The family of the late Lake Jacobson is suing two Pittsfield Township police officers and Sakstrup Towing, Inc., for helping a drunk driver get back on the road only minutes before he caused fatal, head-on crash that killed the 55-year-old wife and mother of two.
On Dec. 30, 2017, Desten Houge, an employee at Faurecia in Saline, was eastbound on Michigan Avenue around 4:15 p.m. when his 2000 Chrysler Concorde went off the road east of Warner Road.
Pittsfield Police Sgt. Matthew Hornbeck and Officer Samuel Bradley both interacted with Houge and allowed him to leave the scene. Sakstrup Towing pulled Houge’s car out of the snow. Pittsfield police cruiser dashcam video obtained by Mlive shows Houge stumbling in the snow and being helped him to his feet by Pittsfield Police.
Houge, a 32-year-old father of two from Ypsilanti, proceeded down the Michigan, lost control of his vehicle and collided with Jacobson’s vehicle. He was pronounced dead at the scene. She died Jan. 3 in the hospital.
Witnesses told police they saw car parts falling off the vehicle as he went around the curve shortly before crashing.
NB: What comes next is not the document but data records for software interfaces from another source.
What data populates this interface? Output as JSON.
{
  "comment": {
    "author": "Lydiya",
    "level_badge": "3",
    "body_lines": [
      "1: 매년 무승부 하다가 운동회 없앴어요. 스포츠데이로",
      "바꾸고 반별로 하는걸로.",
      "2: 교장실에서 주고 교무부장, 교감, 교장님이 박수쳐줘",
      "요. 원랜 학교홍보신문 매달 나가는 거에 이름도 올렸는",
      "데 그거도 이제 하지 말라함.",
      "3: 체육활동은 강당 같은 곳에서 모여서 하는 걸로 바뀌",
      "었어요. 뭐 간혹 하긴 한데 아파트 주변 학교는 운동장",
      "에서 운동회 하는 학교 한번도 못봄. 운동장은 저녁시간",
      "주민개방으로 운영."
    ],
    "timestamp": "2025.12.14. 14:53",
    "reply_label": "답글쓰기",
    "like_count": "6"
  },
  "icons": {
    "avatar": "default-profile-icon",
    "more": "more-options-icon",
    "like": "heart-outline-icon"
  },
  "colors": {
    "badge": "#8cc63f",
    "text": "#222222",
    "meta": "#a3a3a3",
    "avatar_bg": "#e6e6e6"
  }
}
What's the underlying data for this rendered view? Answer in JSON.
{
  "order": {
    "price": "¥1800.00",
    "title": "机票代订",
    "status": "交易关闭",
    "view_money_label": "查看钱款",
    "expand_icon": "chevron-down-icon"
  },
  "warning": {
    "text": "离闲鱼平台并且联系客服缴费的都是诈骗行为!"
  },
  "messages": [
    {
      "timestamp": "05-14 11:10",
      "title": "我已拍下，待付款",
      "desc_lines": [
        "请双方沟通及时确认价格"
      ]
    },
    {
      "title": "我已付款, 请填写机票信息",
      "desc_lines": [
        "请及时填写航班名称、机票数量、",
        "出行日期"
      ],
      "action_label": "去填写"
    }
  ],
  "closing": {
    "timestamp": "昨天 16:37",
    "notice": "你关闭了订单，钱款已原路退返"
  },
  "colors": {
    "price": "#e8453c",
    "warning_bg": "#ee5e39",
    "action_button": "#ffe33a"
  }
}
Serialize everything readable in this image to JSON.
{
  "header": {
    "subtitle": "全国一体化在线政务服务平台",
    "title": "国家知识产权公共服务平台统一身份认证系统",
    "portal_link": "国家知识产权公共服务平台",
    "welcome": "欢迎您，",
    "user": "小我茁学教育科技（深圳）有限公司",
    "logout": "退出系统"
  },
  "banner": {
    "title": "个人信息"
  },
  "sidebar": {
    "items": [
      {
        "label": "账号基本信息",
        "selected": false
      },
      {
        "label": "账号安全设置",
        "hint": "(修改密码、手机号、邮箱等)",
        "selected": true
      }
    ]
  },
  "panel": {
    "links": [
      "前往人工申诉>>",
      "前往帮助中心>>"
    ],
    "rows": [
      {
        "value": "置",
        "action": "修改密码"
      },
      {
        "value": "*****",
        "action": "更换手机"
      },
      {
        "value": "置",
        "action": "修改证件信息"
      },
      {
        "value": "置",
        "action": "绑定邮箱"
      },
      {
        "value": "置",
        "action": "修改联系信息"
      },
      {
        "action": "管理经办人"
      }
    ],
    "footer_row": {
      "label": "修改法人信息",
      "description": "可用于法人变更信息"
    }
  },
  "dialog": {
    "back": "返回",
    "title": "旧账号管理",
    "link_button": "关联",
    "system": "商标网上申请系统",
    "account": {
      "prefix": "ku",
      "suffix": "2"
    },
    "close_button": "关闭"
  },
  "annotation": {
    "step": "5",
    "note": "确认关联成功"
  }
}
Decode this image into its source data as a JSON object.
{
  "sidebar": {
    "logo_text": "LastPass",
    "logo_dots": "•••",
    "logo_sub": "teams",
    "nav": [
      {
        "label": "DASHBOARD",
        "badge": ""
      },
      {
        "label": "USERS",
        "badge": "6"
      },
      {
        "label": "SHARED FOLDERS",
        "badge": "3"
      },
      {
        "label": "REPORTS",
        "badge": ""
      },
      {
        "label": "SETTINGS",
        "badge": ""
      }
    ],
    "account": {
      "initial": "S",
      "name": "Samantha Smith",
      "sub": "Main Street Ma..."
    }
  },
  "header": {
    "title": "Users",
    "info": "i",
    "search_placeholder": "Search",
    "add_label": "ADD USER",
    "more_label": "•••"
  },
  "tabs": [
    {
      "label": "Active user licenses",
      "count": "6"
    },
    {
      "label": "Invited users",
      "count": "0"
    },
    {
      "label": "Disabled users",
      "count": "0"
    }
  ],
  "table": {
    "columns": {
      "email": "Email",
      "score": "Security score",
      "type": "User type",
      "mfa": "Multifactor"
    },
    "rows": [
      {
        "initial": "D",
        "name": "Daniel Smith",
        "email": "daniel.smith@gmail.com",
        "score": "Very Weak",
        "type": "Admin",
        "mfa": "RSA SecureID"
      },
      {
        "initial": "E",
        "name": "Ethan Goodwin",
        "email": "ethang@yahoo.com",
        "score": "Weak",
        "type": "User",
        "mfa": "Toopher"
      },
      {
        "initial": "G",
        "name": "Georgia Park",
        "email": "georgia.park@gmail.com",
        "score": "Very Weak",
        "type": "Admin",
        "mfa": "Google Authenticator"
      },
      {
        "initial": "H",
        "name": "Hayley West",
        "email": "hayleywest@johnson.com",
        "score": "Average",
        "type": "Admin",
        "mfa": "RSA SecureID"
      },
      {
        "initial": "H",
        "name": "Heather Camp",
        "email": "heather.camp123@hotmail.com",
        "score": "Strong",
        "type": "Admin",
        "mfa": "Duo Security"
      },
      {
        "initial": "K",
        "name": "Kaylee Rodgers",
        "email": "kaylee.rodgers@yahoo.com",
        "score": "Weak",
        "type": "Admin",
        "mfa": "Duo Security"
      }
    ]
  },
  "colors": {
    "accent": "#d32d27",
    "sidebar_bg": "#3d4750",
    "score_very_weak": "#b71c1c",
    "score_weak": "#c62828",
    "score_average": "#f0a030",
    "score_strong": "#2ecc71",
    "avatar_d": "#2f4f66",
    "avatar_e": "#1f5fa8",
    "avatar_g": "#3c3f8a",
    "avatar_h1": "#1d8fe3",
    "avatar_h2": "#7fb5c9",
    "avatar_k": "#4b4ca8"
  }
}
According to the Pittsfield Township Police Department’s crash investigation report, Houge had a blood-alcohol content of .242 – more than three times the legal limit in Michigan. Traces of marijuana were also found in his blood.
The lawsuit alleges the officers were “grossly negligent” to allow Houge to operate an unsafe vehicle and liable for damages under Michigan’s Wrongful Death Act. The lawsuit also claims the towing company was negligent for allowing an unsafe vehicle to return to the road.
“We want accountability,” said Lake’s husband, Mark Jacobson, in a press release issued by his attorney’s Tuesday. “We are not vindictive people, but things should have been handled differently. It was an entirely preventable accident.”
Jacobson was well known in Saline for her volunteer work with the Saline Fiddlers Philharmonic and, before that, Fiddlers ReStrung. She also founded the Great Lakes Rabbit Sanctuary and helped with Washtenaw Elves, a local charity that helped provide Christmas gifts for families in need.
“She spent much of her life trying to make things better for others. And that’s what we want to do. We want to make things better in the future,” Mark Jacobson said in the press release.
According to the complaint filed Oct. 25 in Washtenaw Circuit Court, the estate of Lake Jacobsen is seeking $30 million. The case is before Judge Timothy Connors. The Jacobsons have retained attorneys Chad Engelhardt, Jennifer Engelhardt and Stephen Goethel.